The full set of entries below must be returned exactly as shown.
[Opening Given records section]
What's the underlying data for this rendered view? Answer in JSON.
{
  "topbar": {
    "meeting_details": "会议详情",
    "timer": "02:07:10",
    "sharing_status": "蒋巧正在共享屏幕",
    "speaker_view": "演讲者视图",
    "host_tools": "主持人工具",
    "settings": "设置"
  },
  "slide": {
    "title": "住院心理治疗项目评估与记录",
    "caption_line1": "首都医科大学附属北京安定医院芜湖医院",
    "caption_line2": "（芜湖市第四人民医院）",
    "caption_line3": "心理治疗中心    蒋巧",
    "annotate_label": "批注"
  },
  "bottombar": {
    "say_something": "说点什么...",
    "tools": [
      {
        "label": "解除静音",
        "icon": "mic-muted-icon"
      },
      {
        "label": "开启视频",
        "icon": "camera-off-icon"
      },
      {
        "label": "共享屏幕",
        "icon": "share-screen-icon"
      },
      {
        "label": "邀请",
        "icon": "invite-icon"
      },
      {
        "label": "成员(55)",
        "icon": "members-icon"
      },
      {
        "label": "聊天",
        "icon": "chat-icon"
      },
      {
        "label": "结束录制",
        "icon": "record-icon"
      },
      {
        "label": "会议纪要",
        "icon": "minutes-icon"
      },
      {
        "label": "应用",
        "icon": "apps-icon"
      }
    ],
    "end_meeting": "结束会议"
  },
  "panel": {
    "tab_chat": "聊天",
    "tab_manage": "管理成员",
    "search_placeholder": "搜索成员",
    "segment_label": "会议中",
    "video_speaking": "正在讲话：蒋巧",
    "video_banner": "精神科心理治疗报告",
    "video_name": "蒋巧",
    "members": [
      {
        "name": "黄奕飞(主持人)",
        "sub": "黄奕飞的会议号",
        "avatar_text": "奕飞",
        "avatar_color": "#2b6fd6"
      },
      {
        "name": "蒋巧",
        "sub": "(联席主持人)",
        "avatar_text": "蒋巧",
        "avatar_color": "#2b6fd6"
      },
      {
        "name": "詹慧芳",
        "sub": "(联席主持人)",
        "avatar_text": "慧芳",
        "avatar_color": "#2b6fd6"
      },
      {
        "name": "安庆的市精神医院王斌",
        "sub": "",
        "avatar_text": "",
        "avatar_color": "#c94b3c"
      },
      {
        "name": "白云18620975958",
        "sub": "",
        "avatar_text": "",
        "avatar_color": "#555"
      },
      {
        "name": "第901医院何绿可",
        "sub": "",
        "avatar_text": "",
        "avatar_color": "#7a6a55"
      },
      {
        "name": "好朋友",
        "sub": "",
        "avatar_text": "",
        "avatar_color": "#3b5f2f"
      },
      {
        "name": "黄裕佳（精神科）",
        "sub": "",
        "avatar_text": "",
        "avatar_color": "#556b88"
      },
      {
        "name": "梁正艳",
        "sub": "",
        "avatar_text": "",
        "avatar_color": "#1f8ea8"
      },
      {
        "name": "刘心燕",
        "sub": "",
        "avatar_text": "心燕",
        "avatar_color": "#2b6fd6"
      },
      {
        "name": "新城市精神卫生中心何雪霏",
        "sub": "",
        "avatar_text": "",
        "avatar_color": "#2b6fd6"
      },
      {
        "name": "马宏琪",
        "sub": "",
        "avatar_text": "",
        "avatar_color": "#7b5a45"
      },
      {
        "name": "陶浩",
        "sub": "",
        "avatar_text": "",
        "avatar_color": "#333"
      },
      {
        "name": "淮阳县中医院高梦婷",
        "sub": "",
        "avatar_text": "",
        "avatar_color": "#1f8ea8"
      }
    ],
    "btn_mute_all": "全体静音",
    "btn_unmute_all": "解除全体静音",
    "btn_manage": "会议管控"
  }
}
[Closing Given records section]
Worked solution:
What's the underlying data for this rendered view? Answer in JSON.
{
  "topbar": {
    "meeting_details": "会议详情",
    "timer": "02:07:10",
    "sharing_status": "蒋巧正在共享屏幕",
    "speaker_view": "演讲者视图",
    "host_tools": "主持人工具",
    "settings": "设置"
  },
  "slide": {
    "title": "住院心理治疗项目评估与记录",
    "caption_line1": "首都医科大学附属北京安定医院芜湖医院",
    "caption_line2": "（芜湖市第四人民医院）",
    "caption_line3": "心理治疗中心    蒋巧",
    "annotate_label": "批注"
  },
  "bottombar": {
    "say_something": "说点什么...",
    "tools": [
      {
        "label": "解除静音",
        "icon": "mic-muted-icon"
      },
      {
        "label": "开启视频",
        "icon": "camera-off-icon"
      },
      {
        "label": "共享屏幕",
        "icon": "share-screen-icon"
      },
      {
        "label": "邀请",
        "icon": "invite-icon"
      },
      {
        "label": "成员(55)",
        "icon": "members-icon"
      },
      {
        "label": "聊天",
        "icon": "chat-icon"
      },
      {
        "label": "结束录制",
        "icon": "record-icon"
      },
      {
        "label": "会议纪要",
        "icon": "minutes-icon"
      },
      {
        "label": "应用",
        "icon": "apps-icon"
      }
    ],
    "end_meeting": "结束会议"
  },
  "panel": {
    "tab_chat": "聊天",
    "tab_manage": "管理成员",
    "search_placeholder": "搜索成员",
    "segment_label": "会议中",
    "video_speaking": "正在讲话：蒋巧",
    "video_banner": "精神科心理治疗报告",
    "video_name": "蒋巧",
    "members": [
      {
        "name": "黄奕飞(主持人)",
        "sub": "黄奕飞的会议号",
        "avatar_text": "奕飞",
        "avatar_color": "#2b6fd6"
      },
      {
        "name": "蒋巧",
        "sub": "(联席主持人)",
        "avatar_text": "蒋巧",
        "avatar_color": "#2b6fd6"
      },
      {
        "name": "詹慧芳",
        "sub": "(联席主持人)",
        "avatar_text": "慧芳",
        "avatar_color": "#2b6fd6"
      },
      {
        "name": "安庆的市精神医院王斌",
        "sub": "",
        "avatar_text": "",
        "avatar_color": "#c94b3c"
      },
      {
        "name": "白云18620975958",
        "sub": "",
        "avatar_text": "",
        "avatar_color": "#555"
      },
      {
        "name": "第901医院何绿可",
        "sub": "",
        "avatar_text": "",
        "avatar_color": "#7a6a55"
      },
      {
        "name": "好朋友",
        "sub": "",
        "avatar_text": "",
        "avatar_color": "#3b5f2f"
      },
      {
        "name": "黄裕佳（精神科）",
        "sub": "",
        "avatar_text": "",
        "avatar_color": "#556b88"
      },
      {
        "name": "梁正艳",
        "sub": "",
        "avatar_text": "",
        "avatar_color": "#1f8ea8"
      },
      {
        "name": "刘心燕",
        "sub": "",
        "avatar_text": "心燕",
        "avatar_color": "#2b6fd6"
      },
      {
        "name": "新城市精神卫生中心何雪霏",
        "sub": "",
        "avatar_text": "",
        "avatar_color": "#2b6fd6"
      },
      {
        "name": "马宏琪",
        "sub": "",
        "avatar_text": "",
        "avatar_color": "#7b5a45"
      },
      {
        "name": "陶浩",
        "sub": "",
        "avatar_text": "",
        "avatar_color": "#333"
      },
      {
        "name": "淮阳县中医院高梦婷",
        "sub": "",
        "avatar_text": "",
        "avatar_color": "#1f8ea8"
      }
    ],
    "btn_mute_all": "全体静音",
    "btn_unmute_all": "解除全体静音",
    "btn_manage": "会议管控"
  }
}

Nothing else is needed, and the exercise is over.